Consider Vonnie Holliday a coach on the field.
Holliday wants to help teammates with the nuances of the 3-4 defense, the scheme the Redskins' coaches experimented with and implemented this offseason.
Holliday excelled in a 3-4 last year with the Denver Broncos and the previous four seasons with the Miami Dolphins.
"A lot of these guys have not played in a 3-4 before, so a part of my role on this team is to help them along, too," he said.
Holliday, a 12-year NFL veteran, joined the Redskins this offseason, signing with the club on May 17. He participated in the team's OTAs and final mini-camp.
Holliday is a natural defensive end in a 3-4. He has good size at 6-5 and 279 pounds, he is a sound tackler, and he has good speed to rush the passer.
Early in OTAs, Holliday said he was primarily working as a pass rusher in nickel and dime packages.
"The 3-4 gives you a lot of different looks," he said. "It's very aggressive and defenders move around a lot. There are a lot of good things about a 3-4 for a guy who may be a little undersized. It gives you an opportunity to rely more on technique and quickness at times."
In 167 career games, with 144 starts, Holliday has recorded 572 tackles, 60 sacks, two interceptions, nine forced fumbles and 11 fumble recoveries.
A cagey veteran, Holliday still has plenty left in the tank. He logged five sacks in 16 games last year with the Broncos.
He called joining Washington "a good fit" for him at this stage of his career.
"I am an older guy [at age 34] and I've been around a while, and this is a defense that I am very familiar with," he said. "It's just a matter of learning the terminology."
At defensive end, Holliday is competing for playing time with fellow veterans Phillip Daniels, Kedric Golston, Adam Carriker, Kedric Golston and Darrion Scott.
"All I wanted is an opportunity and I got it," he said. "The competition is great and that pushes me as a player. You want the best guys on the field. You want the best guys on the field with you.

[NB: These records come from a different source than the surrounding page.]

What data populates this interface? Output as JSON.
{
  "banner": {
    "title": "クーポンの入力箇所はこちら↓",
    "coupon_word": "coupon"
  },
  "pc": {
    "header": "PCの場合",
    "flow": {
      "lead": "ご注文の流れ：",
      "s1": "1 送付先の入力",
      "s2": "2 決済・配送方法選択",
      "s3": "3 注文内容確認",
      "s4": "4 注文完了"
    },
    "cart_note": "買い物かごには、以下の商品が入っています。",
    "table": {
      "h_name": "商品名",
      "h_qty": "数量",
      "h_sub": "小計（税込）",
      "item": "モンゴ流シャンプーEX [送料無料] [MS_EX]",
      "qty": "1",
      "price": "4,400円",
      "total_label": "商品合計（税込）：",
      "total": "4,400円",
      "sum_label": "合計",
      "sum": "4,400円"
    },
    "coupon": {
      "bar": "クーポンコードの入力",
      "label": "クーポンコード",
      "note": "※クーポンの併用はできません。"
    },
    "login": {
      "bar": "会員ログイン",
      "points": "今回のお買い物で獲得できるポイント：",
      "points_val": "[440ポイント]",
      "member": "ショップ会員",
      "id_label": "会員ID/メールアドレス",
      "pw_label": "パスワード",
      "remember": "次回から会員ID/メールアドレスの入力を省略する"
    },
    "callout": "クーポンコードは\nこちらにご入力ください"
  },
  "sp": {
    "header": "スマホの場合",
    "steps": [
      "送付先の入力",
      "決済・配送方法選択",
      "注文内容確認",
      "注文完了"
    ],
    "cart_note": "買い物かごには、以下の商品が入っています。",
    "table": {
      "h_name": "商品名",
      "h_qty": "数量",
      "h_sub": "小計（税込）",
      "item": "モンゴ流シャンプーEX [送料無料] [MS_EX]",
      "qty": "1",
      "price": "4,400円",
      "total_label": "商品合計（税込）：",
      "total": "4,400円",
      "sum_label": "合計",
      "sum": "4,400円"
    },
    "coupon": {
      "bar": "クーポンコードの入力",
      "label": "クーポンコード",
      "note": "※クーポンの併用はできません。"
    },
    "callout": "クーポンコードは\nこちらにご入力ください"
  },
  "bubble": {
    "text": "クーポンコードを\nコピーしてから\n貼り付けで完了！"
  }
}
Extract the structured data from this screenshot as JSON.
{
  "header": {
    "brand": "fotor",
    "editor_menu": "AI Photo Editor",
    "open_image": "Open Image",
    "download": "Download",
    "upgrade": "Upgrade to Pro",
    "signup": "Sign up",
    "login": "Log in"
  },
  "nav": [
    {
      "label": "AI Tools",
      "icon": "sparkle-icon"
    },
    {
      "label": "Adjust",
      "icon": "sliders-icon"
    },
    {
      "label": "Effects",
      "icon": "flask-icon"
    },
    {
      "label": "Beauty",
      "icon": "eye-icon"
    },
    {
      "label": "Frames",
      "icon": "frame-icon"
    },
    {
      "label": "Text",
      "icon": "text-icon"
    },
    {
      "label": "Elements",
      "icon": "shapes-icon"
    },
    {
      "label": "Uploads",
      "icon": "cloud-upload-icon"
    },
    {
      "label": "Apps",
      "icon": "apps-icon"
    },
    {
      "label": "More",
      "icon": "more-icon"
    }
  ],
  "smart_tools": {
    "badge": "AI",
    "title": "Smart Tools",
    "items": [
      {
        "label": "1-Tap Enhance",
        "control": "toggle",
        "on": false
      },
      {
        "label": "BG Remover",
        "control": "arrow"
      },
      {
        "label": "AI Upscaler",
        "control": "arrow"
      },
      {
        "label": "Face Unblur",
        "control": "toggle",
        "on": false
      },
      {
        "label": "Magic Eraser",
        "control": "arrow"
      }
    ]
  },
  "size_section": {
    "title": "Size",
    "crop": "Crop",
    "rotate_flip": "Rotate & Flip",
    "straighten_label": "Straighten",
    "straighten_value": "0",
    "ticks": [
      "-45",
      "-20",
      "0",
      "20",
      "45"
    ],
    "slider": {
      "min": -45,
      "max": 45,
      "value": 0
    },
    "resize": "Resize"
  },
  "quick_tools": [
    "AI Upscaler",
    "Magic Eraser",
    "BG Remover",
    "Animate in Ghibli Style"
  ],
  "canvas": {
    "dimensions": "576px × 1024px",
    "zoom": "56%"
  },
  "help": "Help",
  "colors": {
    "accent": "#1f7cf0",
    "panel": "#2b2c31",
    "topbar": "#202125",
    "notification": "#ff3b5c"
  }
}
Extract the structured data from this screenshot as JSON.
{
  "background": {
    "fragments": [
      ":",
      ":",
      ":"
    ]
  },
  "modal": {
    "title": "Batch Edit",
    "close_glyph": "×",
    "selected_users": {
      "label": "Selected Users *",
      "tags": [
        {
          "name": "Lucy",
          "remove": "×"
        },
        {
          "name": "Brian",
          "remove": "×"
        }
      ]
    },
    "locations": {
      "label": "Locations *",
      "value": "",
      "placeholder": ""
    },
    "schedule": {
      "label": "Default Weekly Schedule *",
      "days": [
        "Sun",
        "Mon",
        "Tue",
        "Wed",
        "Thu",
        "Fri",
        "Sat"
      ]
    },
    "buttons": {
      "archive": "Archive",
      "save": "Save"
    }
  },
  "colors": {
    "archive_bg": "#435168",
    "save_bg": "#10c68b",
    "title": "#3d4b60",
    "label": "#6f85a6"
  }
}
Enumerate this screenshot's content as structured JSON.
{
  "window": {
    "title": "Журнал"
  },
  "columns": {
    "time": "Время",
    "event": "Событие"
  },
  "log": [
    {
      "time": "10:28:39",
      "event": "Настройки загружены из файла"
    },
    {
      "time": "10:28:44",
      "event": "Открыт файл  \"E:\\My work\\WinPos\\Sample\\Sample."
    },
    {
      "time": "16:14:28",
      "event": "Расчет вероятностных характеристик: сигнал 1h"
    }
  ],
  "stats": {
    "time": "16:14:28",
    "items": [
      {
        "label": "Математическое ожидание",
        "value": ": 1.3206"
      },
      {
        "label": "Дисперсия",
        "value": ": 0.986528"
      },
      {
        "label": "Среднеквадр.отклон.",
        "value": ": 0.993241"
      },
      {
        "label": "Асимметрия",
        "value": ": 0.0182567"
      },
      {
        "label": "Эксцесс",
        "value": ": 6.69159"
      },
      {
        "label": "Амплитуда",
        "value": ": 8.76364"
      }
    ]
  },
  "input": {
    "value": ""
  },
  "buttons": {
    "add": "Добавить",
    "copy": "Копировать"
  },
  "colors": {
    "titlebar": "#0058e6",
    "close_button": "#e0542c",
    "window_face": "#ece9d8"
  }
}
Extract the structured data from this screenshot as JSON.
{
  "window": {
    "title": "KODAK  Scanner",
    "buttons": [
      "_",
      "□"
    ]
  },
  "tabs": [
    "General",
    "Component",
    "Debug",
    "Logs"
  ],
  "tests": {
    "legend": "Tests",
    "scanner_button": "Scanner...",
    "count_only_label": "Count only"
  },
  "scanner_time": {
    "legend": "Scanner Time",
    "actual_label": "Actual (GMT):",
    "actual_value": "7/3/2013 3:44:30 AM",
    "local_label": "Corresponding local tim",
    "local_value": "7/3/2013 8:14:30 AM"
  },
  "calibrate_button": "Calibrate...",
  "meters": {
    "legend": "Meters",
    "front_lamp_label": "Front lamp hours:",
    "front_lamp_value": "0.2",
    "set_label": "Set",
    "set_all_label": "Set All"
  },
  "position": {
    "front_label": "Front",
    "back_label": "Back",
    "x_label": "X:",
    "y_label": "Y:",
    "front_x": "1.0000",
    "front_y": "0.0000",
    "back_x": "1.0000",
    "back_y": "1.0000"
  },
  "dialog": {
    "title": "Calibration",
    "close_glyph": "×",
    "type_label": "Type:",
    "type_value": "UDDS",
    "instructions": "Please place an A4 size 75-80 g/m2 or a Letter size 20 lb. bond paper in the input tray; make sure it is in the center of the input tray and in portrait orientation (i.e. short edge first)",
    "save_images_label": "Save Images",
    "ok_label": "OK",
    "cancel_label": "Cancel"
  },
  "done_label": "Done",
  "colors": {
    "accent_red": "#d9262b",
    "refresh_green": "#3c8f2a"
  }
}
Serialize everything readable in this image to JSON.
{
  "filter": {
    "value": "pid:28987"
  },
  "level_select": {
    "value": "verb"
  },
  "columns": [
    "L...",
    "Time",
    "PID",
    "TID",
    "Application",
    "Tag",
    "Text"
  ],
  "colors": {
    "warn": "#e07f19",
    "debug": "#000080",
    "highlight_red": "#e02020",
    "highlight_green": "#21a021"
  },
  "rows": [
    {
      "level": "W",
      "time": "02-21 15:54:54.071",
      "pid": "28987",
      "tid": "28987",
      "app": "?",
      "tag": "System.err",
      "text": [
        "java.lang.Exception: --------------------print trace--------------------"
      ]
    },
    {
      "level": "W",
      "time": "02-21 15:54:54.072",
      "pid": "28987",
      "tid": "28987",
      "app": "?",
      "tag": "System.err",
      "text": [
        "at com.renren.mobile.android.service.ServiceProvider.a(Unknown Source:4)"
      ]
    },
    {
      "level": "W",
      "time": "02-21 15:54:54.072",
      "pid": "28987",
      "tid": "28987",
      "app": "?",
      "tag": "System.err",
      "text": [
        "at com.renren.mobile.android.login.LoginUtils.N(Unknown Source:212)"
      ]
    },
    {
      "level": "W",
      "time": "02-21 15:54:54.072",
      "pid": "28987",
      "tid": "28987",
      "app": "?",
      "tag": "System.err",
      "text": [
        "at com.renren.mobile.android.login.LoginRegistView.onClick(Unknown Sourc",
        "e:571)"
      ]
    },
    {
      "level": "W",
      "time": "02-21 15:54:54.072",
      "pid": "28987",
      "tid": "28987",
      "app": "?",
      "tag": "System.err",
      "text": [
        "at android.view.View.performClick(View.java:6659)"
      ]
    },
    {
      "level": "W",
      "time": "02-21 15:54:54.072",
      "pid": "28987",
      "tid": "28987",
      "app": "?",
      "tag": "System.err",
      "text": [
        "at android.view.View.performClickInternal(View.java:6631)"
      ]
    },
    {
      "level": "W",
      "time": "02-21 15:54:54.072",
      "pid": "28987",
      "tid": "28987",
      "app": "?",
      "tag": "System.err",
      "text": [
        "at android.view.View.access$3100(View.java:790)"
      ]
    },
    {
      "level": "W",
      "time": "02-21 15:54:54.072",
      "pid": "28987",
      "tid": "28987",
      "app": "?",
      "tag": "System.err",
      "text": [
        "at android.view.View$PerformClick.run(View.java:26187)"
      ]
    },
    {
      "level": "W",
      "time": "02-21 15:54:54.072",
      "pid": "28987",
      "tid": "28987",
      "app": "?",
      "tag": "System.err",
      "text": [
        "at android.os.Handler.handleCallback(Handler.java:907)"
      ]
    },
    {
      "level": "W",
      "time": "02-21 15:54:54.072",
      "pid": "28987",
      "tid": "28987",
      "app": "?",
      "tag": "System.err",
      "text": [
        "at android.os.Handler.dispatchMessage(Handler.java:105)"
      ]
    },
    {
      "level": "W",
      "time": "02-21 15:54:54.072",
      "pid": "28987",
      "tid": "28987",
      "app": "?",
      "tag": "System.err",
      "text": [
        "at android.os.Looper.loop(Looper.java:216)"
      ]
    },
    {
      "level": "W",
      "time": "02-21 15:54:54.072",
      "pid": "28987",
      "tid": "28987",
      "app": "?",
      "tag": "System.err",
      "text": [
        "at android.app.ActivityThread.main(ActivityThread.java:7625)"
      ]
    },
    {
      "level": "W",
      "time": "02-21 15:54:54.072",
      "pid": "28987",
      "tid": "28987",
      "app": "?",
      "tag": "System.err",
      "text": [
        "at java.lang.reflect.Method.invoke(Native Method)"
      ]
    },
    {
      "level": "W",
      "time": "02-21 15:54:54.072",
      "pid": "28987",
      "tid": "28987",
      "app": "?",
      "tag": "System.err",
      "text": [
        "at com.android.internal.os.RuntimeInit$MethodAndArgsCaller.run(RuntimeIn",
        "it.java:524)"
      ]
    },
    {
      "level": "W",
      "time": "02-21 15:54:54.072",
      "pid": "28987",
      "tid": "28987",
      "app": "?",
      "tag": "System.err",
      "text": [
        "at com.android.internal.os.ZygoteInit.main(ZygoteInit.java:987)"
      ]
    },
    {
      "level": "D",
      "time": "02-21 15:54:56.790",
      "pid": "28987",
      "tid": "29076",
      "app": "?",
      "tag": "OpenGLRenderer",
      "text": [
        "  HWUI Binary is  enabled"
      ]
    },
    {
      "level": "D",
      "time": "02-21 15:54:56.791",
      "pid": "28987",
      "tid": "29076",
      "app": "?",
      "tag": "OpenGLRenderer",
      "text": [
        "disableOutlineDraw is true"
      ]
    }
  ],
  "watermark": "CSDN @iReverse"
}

I feel pretty confident that I am one of those guys, but we'll see what happens when the chips fall."
Holliday was one of the elite defensive line prospects back in the 1998 NFL Draft.
He was expected to be a top 10 pick, but he dropped to the Green Bay Packers at the 19th overall selection.
Holliday quickly emerged as a starter on a playoff-caliber Packers team. He logged eight sacks as a rookie and averaged 6.5 sacks his first five years in the league.
Holliday played two seasons with the Kansas City Chiefs before moving on to the Dolphins in 2005.
"Every place he has been, it has been impressive how he handled himself," head coach Mike Shanahan said. "I've followed him throughout his career. He has been a class act and a good football player. I think his skills fit in very well with our scheme and what we're doing defensively."
Holliday has pretty much seen it all, but winning the Super Bowl is his priority in what could be his last stop in the NFL.
"I can accept whatever role I have," he said. "At the end of the day, I just want to win. If it's as a starter, so be it. If it's as a backup, a role player, doing more nickel and dime rushing, we'll see what happens. I'm excited about the opportunity. It's a great opportunity. I think we have an opportunity to be a very competitive team."